What you should do: For each line of the data below that includes the string "sidebar", count one, and answer with the sum only.

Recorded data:
^^^^

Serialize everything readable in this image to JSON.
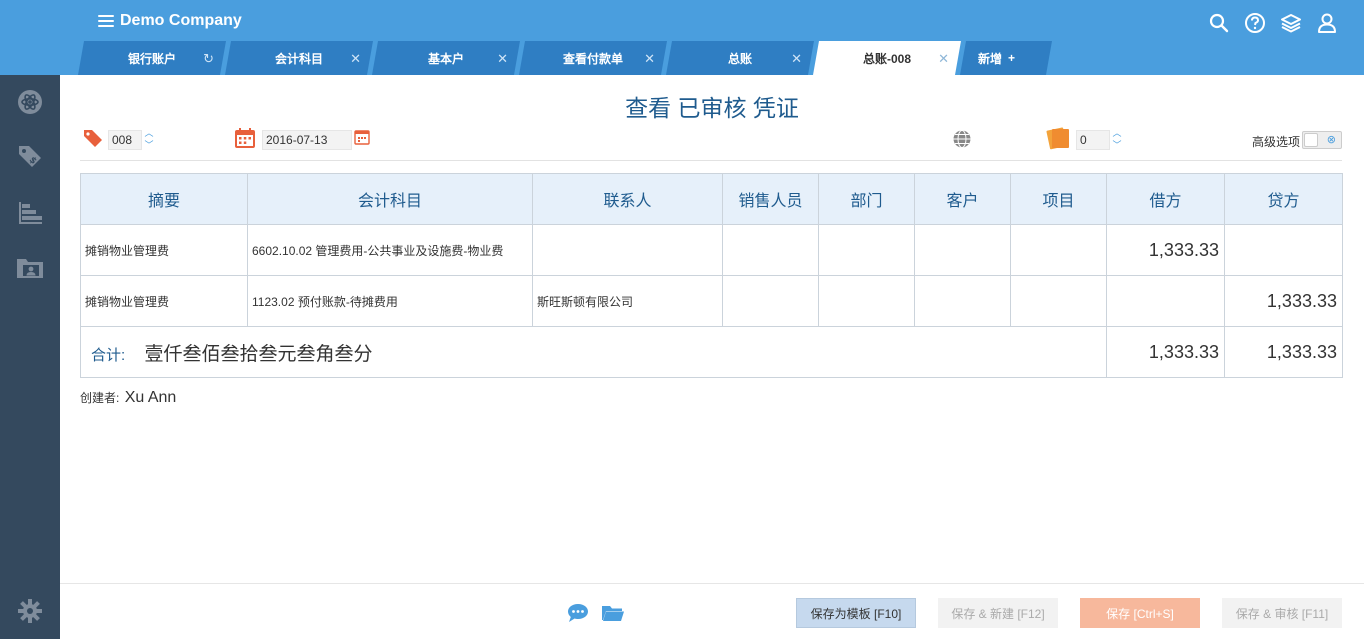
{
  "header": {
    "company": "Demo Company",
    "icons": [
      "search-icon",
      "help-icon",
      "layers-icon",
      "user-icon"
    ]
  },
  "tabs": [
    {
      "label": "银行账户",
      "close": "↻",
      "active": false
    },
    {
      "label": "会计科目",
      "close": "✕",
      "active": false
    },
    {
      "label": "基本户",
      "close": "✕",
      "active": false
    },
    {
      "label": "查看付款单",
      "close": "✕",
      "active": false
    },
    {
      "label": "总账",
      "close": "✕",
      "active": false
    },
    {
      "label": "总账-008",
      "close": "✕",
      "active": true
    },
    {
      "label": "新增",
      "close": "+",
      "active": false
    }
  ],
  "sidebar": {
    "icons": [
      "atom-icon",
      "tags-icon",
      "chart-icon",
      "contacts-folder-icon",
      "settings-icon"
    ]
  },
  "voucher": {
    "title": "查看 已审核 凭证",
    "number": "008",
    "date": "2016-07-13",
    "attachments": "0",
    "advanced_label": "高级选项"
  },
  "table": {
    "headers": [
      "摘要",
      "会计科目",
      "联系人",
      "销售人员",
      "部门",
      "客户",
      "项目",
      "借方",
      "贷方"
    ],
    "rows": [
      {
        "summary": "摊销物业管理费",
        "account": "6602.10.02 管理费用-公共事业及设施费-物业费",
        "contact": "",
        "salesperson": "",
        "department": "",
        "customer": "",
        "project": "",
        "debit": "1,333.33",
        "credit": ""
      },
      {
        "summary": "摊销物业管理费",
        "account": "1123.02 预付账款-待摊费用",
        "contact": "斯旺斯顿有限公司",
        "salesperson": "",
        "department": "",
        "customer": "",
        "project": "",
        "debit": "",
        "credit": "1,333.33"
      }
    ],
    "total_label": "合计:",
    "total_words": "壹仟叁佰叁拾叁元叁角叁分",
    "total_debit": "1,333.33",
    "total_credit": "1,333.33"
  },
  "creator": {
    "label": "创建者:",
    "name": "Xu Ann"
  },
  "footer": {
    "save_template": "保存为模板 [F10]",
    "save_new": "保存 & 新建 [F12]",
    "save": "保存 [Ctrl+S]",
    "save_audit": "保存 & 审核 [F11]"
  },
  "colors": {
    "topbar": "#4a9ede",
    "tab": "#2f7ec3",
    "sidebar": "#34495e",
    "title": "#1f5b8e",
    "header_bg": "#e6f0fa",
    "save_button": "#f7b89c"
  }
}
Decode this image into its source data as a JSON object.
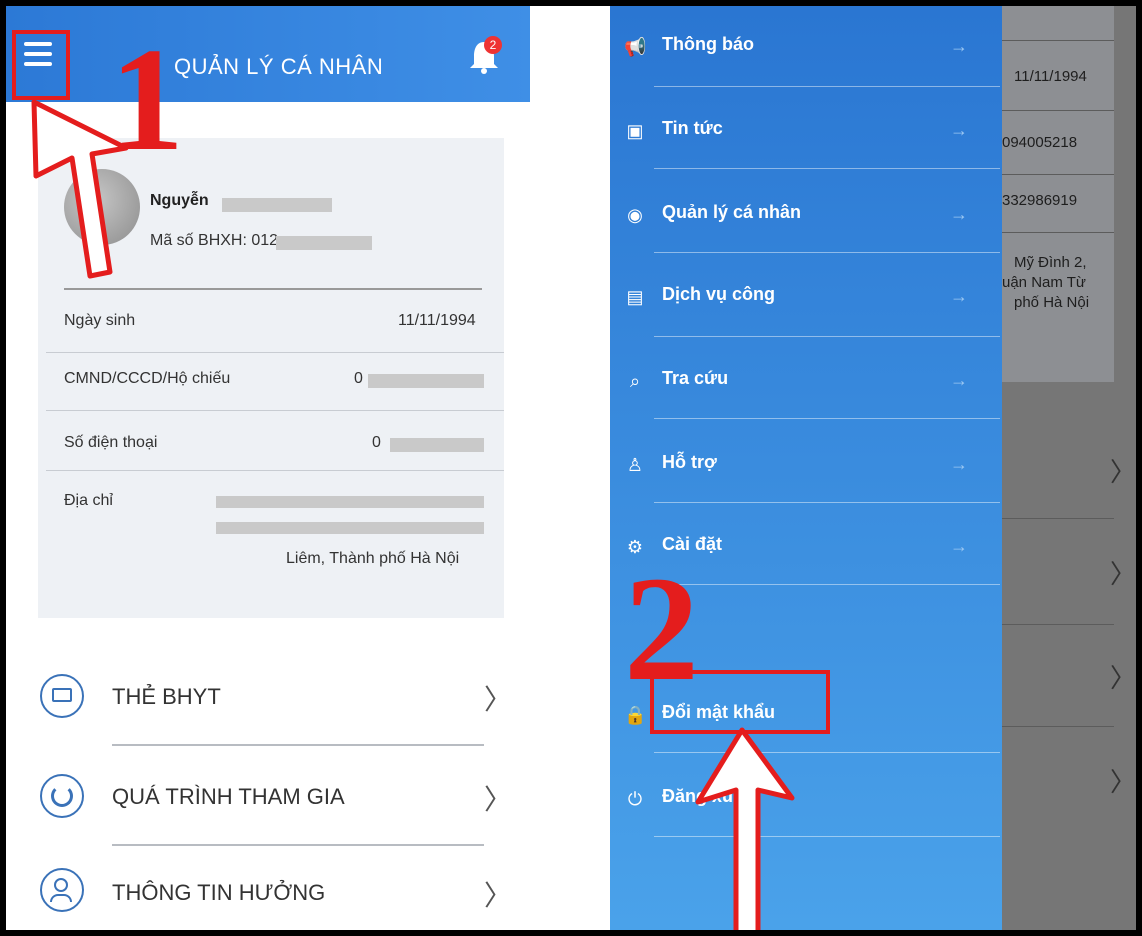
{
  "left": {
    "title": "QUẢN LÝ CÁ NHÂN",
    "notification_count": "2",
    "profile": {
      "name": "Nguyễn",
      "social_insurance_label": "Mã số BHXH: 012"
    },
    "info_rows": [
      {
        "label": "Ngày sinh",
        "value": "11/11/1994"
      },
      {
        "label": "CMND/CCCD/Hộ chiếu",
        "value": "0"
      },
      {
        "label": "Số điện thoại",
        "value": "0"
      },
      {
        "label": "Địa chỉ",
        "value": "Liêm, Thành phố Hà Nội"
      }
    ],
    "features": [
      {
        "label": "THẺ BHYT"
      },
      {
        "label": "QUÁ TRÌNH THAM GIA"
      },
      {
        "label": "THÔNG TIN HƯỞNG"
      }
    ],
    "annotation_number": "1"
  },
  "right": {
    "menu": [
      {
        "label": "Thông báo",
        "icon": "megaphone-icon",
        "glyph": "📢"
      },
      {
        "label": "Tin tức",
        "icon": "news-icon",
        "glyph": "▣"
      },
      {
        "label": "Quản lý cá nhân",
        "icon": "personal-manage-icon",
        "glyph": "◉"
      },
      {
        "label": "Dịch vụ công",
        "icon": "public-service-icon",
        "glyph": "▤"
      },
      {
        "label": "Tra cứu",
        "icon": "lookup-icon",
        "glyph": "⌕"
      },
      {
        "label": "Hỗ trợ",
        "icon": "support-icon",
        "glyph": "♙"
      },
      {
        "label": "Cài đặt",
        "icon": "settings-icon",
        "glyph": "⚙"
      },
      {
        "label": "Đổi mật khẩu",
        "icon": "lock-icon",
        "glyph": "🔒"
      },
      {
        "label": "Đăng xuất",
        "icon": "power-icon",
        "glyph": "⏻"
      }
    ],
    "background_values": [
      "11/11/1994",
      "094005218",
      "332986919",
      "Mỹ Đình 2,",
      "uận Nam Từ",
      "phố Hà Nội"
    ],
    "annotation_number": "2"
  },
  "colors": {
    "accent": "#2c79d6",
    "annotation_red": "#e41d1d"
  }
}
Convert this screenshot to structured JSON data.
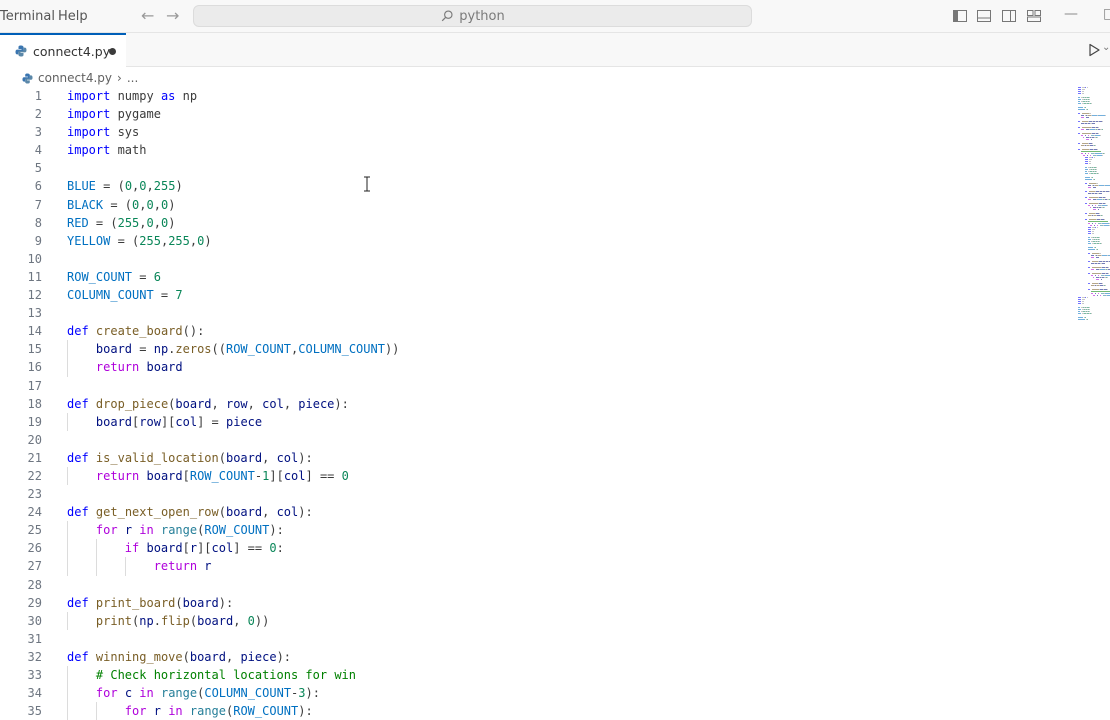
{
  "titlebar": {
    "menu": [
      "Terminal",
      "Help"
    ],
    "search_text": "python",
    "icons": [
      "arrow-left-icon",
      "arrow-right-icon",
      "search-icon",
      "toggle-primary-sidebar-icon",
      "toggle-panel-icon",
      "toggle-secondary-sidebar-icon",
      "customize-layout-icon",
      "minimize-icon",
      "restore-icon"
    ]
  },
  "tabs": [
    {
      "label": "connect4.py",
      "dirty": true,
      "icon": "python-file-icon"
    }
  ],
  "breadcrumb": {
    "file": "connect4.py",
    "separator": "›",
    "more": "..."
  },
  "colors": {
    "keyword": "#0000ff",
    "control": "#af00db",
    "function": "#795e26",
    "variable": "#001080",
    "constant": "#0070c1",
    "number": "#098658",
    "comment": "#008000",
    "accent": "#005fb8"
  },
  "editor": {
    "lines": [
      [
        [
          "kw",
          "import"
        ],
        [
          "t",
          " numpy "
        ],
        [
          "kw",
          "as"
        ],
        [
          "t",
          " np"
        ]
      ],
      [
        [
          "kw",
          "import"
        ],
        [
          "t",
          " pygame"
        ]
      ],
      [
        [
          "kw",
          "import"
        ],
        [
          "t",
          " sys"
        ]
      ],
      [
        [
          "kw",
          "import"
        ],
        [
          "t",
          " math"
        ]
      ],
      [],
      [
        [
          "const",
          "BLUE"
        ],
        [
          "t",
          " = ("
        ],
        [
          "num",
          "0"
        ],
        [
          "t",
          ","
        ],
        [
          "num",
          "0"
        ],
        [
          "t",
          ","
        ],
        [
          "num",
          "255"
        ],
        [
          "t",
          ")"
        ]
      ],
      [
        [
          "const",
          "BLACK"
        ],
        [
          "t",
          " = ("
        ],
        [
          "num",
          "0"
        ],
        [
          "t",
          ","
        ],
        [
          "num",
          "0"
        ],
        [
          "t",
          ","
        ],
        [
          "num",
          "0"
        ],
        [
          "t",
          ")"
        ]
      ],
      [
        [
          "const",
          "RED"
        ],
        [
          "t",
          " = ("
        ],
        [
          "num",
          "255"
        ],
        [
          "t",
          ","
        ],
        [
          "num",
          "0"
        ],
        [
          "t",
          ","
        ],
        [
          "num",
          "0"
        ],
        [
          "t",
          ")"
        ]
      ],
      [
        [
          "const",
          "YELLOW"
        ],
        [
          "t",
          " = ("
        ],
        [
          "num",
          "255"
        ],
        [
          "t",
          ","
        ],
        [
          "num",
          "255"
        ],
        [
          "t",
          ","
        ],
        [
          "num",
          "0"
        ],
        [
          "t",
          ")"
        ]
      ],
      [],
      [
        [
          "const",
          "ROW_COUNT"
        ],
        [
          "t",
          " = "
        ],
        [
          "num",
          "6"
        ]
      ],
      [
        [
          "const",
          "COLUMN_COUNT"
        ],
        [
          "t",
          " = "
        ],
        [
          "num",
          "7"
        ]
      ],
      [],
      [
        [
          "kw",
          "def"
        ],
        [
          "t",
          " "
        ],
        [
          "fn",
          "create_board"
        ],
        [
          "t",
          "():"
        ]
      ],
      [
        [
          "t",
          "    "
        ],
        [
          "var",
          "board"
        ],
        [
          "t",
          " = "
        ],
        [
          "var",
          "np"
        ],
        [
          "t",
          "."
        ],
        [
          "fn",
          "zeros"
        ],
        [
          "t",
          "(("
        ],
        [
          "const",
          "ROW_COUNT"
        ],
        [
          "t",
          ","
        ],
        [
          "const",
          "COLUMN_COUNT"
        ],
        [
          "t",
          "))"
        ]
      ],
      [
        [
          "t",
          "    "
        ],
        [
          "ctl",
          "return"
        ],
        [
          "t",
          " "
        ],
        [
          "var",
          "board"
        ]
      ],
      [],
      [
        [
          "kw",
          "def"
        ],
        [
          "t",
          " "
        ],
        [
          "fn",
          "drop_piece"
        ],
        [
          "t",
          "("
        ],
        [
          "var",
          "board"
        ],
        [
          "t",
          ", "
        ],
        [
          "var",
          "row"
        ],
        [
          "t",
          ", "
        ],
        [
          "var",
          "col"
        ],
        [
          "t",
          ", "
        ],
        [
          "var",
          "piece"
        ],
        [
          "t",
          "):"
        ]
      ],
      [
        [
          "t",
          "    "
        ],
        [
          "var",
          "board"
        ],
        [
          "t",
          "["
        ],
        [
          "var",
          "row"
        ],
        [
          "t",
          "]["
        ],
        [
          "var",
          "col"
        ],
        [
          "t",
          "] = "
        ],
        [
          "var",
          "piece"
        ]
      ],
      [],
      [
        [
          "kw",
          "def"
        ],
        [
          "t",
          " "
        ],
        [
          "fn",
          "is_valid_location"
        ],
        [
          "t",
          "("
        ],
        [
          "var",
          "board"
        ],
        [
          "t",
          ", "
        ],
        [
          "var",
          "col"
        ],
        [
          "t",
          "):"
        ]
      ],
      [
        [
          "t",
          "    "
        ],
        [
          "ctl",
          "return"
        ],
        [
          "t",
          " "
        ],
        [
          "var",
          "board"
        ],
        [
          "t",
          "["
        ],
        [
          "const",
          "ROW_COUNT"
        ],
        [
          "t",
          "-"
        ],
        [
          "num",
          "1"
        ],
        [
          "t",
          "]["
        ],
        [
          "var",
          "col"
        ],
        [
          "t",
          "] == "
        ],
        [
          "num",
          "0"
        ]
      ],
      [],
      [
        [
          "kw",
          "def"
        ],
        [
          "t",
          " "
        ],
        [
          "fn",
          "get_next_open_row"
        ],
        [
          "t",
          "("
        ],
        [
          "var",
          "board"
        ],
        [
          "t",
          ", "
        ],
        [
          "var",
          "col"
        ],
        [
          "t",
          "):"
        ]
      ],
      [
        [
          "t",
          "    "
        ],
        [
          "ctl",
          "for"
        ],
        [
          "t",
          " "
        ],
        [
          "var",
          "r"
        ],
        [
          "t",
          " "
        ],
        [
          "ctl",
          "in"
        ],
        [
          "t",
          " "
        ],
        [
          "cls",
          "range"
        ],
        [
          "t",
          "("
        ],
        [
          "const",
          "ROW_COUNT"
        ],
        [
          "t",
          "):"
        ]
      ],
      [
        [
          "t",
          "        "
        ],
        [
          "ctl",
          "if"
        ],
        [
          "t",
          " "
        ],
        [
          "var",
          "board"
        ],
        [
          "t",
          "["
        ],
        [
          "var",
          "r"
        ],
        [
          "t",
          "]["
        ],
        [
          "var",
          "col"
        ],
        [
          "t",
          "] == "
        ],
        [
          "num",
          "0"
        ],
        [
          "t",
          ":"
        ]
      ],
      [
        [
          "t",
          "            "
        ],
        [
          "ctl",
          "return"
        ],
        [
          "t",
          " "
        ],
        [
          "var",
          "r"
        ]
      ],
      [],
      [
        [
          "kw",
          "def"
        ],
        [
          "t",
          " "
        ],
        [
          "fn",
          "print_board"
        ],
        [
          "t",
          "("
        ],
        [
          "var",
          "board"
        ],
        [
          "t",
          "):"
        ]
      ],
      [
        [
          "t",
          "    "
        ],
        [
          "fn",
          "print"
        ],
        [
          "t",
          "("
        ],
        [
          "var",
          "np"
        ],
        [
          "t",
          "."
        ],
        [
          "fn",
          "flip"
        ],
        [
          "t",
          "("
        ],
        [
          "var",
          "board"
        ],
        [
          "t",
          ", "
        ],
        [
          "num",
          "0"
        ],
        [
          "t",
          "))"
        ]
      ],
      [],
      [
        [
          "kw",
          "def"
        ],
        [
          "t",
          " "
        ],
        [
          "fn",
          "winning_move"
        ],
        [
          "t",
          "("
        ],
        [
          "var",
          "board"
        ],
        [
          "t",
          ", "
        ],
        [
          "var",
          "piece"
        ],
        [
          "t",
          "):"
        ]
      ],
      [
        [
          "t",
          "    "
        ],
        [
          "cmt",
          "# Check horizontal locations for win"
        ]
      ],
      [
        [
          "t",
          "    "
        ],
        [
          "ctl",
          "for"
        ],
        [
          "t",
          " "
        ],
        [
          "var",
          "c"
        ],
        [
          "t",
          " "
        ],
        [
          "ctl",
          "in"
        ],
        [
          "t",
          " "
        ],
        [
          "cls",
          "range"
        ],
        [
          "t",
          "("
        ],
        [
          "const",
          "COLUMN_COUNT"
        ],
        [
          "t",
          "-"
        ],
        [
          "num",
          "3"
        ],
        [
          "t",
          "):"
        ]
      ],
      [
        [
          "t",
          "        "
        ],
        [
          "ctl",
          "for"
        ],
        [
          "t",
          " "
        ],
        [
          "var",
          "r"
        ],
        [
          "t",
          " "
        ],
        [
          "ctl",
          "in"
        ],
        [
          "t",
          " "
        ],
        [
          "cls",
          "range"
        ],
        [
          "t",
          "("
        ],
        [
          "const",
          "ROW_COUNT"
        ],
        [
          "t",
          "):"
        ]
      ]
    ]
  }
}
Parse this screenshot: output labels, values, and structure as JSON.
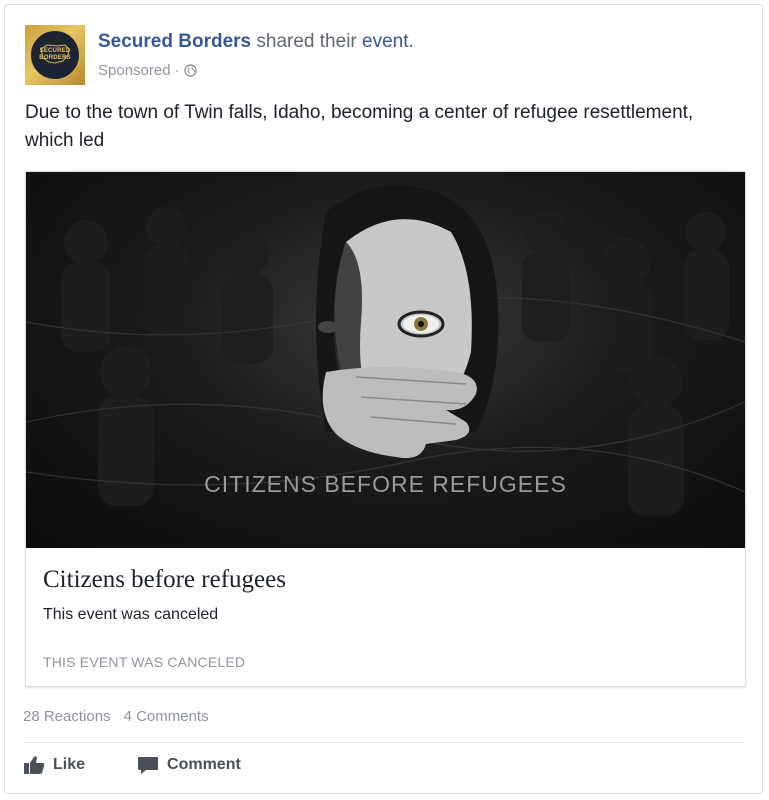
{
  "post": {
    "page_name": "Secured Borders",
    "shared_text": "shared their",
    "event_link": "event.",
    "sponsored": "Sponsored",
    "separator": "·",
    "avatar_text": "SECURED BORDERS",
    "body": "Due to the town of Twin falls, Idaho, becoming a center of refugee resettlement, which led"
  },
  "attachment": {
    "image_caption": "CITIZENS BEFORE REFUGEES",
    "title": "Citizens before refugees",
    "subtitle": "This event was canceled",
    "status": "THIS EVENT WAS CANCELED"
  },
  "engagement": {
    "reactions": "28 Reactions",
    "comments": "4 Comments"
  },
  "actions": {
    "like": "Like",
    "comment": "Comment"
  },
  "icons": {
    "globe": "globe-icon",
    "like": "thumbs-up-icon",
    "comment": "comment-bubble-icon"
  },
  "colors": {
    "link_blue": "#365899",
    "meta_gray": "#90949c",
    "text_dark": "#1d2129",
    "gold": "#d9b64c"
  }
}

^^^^

Output for this task: 4